Royal buildings in Beit She'an included a succession of temples. These temple complexes combine Canaanite construction with Egyptian architectural elements, typical of the monumental buildings in Egypt proper. The first temple complex in Beit She'an was built during the reign of Thutmose III at the beginning of the 15th century BCE. It consisted of a large courtyard, in part surrounded by halls and rooms in which dozens of Egyptian pottery vessels, brought as ritual offerings, were found. The temple was modified in the 14th century BCE to include a large courtyard with an altar. The temple itself, which consisted of a hall with an altar and an interior room with a small cell behind it, stood at the eastern side of the courtyard. In this temple a stone stele was found, depicting, in Egyptian style, figures standing opposite a seated god, probably the Canaanite god Mekal.

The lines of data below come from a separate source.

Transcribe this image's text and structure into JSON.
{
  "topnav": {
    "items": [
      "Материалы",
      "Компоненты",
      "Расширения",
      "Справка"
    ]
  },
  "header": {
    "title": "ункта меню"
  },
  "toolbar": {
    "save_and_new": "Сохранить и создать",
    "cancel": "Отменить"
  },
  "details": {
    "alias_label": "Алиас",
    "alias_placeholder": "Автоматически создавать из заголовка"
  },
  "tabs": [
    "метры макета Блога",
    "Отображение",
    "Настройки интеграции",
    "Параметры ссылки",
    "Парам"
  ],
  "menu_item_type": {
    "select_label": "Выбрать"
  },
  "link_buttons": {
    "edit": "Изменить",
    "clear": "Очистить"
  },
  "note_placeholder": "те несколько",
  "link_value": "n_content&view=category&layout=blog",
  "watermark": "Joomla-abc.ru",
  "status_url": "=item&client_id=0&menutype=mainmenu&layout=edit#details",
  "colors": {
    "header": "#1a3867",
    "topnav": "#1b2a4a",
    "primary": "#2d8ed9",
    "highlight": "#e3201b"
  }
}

The inscription on the stele states that it was dedicated by the Egyptian scribe Pa-re-em-heb to the memory of his father, Mem-ep. Towards the end of the 14th century BCE, a new temple with only a few changes, was built in Beit She'an, and remained in use until the 12th century BCE. It consisted of a large hall with benches for offerings along the walls, its ceiling resting on two wooden columns, which stood on stone bases. Stairs in the rear of the hall led to a long, narrow dvir, 1.5 m. higher than the hall, with a bema against its back wall.
During this period, a fortified governor's residence was built in Beit She'an. This brick building (23 x 22 m.) had thick walls. In its central hall, surrounded on all four sides by rooms, two wooden columns on stone bases supported the ceiling. Nearby, on both sides of a street, were large dwellings for Egyptian officials. Architectural elements, such as door lintels and doorposts, with dedicatory inscription and solemn oaths were found, as well as Egyptian-style luxury items, such as pottery objects and jewellery.